The Pro to Run the Show
Weddings have so many details. The dress! The venue! The food! It can be easy to forget that the most important step in getting to “I do,” is getting someone to ask you whether you will.
To get married, you need a wedding officiant.
“Each couple has their vision of how their wedding ceremony should go,” says Alan Katz of Great Officiants in Long Beach, Calif., adding that choosing the wrong officiant can negatively impact the ceremony.
Deciding between a civil or religious ceremony will help you pick your officiant. “Regardless of what type of ceremony they will be having, it’s extremely important for couples to feel comfortable with whomever they choose to marry them,” says Stacey Sainato, owner of Peony Events in Morristown, New Jersey.
Find out about the officiant’s approach to the ceremony, whether or not there will be a speech or sermon and what elements couples may provide, such as writing vows and choosing readings. Also make sure the officiant may legally perform weddings.
“An officiant will have a legal credential — with a raised seal — issued to him or her by the country or state,” says Sainato.
A wedding planner can help you find the right person for the job. Friends and venues can provide referrals. And check the vendor listings on your favorite wedding websites. “Reviews are everything,” says Katz, noting that when an officiant has hundreds of reviews, that’s a good sign they know what they’re doing.
Social media can help in the search, too. Look for an officiant’s videos on YouTube to get a sense of how they perform. Instagram, Facebook and Pinterest also can be great jumping off places.
You may even consider having a friend or family member. Rebecca Fons of Chicago has asked her older sister Hannah to perform the ceremony for her wedding. Fons and her fiancé grew up religious, but neither of them currently practices. Yet it was important that someone close to them perform the ceremony. “A minister doesn’t know you as well as a family member,” Fons says.
Fons’ sister has a leg up because she’s already licensed and officiated weddings. “If clients want a friend or family member to become an officiant, it is definitely a DIY project,” Sainato says.
Choosing a friend to perform the ceremony can be just as difficult as choosing a professional, so make sure they’re a good fit.

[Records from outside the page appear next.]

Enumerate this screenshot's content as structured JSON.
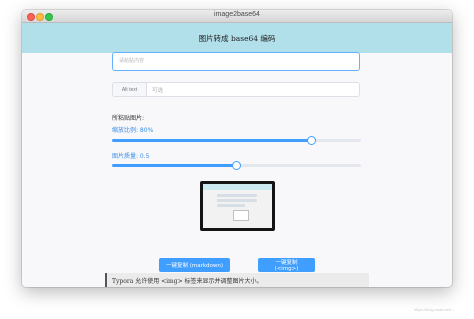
{
  "window": {
    "title": "image2base64"
  },
  "header": {
    "title": "图片转成 base64 编码"
  },
  "paste_area": {
    "placeholder": "请粘贴内容"
  },
  "alt_text": {
    "label": "Alt text",
    "placeholder": "可选"
  },
  "pasted_image": {
    "label": "所粘贴图片:",
    "scale_label": "缩放比例: 80%",
    "scale_value": 0.8,
    "quality_label": "图片质量: 0.5",
    "quality_value": 0.5
  },
  "buttons": {
    "copy_markdown": "一键复制 (markdown)",
    "copy_img": "一键复制 (<img>)"
  },
  "notice": {
    "text": "Typora 允许使用 <img> 标签来显示并调整图片大小。"
  },
  "watermark": {
    "text": "https://blog.csdn.net/..."
  },
  "colors": {
    "accent": "#409eff",
    "header_bg": "#b1dfea"
  }
}
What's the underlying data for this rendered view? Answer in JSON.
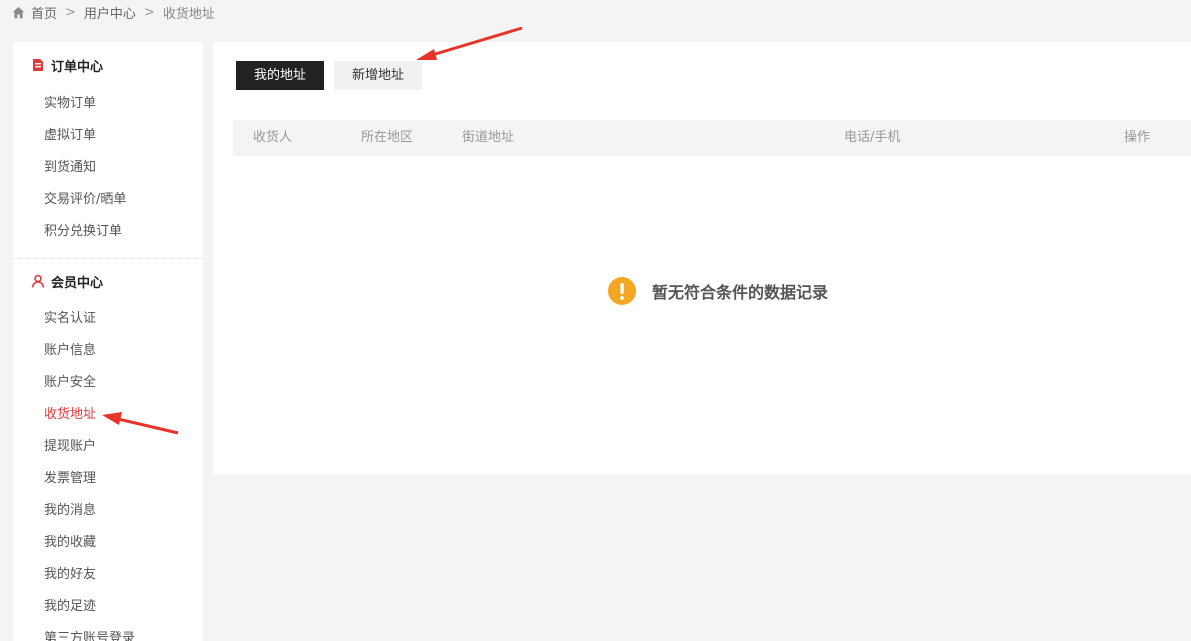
{
  "breadcrumb": {
    "home": "首页",
    "separator": ">",
    "user_center": "用户中心",
    "current": "收货地址"
  },
  "sidebar": {
    "orders": {
      "title": "订单中心",
      "icon": "order-doc-icon",
      "items": [
        {
          "label": "实物订单"
        },
        {
          "label": "虚拟订单"
        },
        {
          "label": "到货通知"
        },
        {
          "label": "交易评价/晒单"
        },
        {
          "label": "积分兑换订单"
        }
      ]
    },
    "member": {
      "title": "会员中心",
      "icon": "user-icon",
      "items": [
        {
          "label": "实名认证"
        },
        {
          "label": "账户信息"
        },
        {
          "label": "账户安全"
        },
        {
          "label": "收货地址",
          "active": true
        },
        {
          "label": "提现账户"
        },
        {
          "label": "发票管理"
        },
        {
          "label": "我的消息"
        },
        {
          "label": "我的收藏"
        },
        {
          "label": "我的好友"
        },
        {
          "label": "我的足迹"
        },
        {
          "label": "第三方账号登录"
        }
      ]
    }
  },
  "tabs": {
    "my_address": "我的地址",
    "add_address": "新增地址"
  },
  "table": {
    "columns": {
      "receiver": "收货人",
      "region": "所在地区",
      "street": "街道地址",
      "phone": "电话/手机",
      "action": "操作"
    }
  },
  "empty": {
    "message": "暂无符合条件的数据记录",
    "icon": "warning-icon"
  },
  "colors": {
    "accent_red": "#e4393c",
    "warning_orange": "#f5a623",
    "tab_dark": "#222222"
  }
}
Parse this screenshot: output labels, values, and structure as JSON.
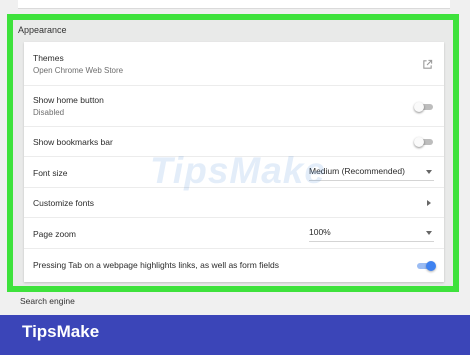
{
  "section": {
    "title": "Appearance"
  },
  "themes": {
    "title": "Themes",
    "subtitle": "Open Chrome Web Store",
    "icon": "external-link-icon"
  },
  "home_button": {
    "title": "Show home button",
    "subtitle": "Disabled",
    "enabled": false
  },
  "bookmarks_bar": {
    "title": "Show bookmarks bar",
    "enabled": false
  },
  "font_size": {
    "title": "Font size",
    "value": "Medium (Recommended)"
  },
  "customize_fonts": {
    "title": "Customize fonts"
  },
  "page_zoom": {
    "title": "Page zoom",
    "value": "100%"
  },
  "tab_highlight": {
    "title": "Pressing Tab on a webpage highlights links, as well as form fields",
    "enabled": true
  },
  "next_section": {
    "title": "Search engine"
  },
  "watermark": {
    "text": "TipsMake"
  },
  "brand": {
    "text": "TipsMake"
  },
  "colors": {
    "highlight": "#3ee23c",
    "banner": "#3b45b8",
    "toggle_on": "#3f82f0"
  }
}
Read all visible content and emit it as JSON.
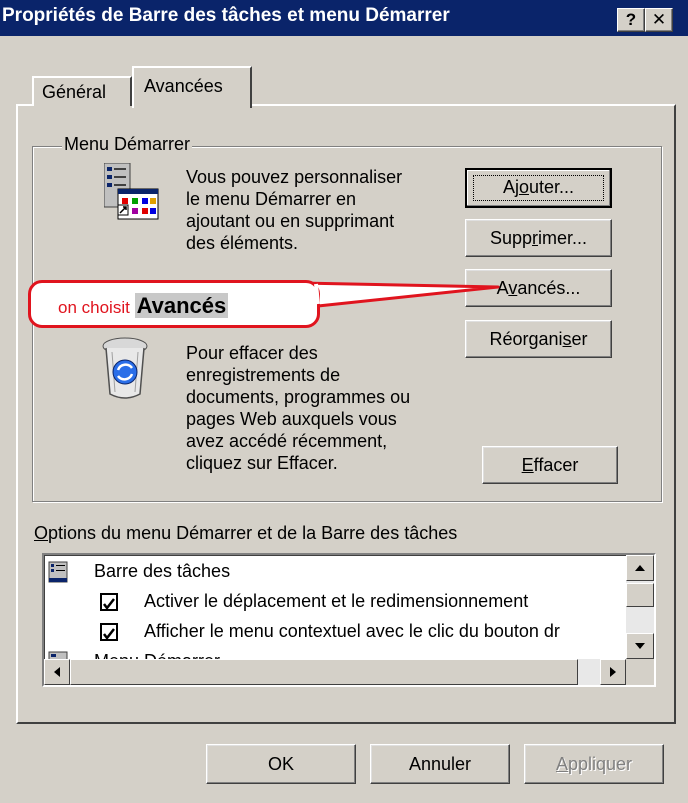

They should be reliable and comfortable speaking in public. “Officiating a wedding ceremony, if never done before, can be a nerve-wracking task,” says Sainato.
Katz has heard vendors tell horror stories of recruited-friend officiants, including a wedding where the friend forgot to tell the audience to sit for the ceremony and another where they forgot to do the vows.
That’s not to say it can’t be done. Carefully planning the details and practicing the ceremony with your friend can make all the difference. “It’s your wedding day and you want your ceremony to run as smoothly as possible and be a positive experience for everyone involved,” Sainato says.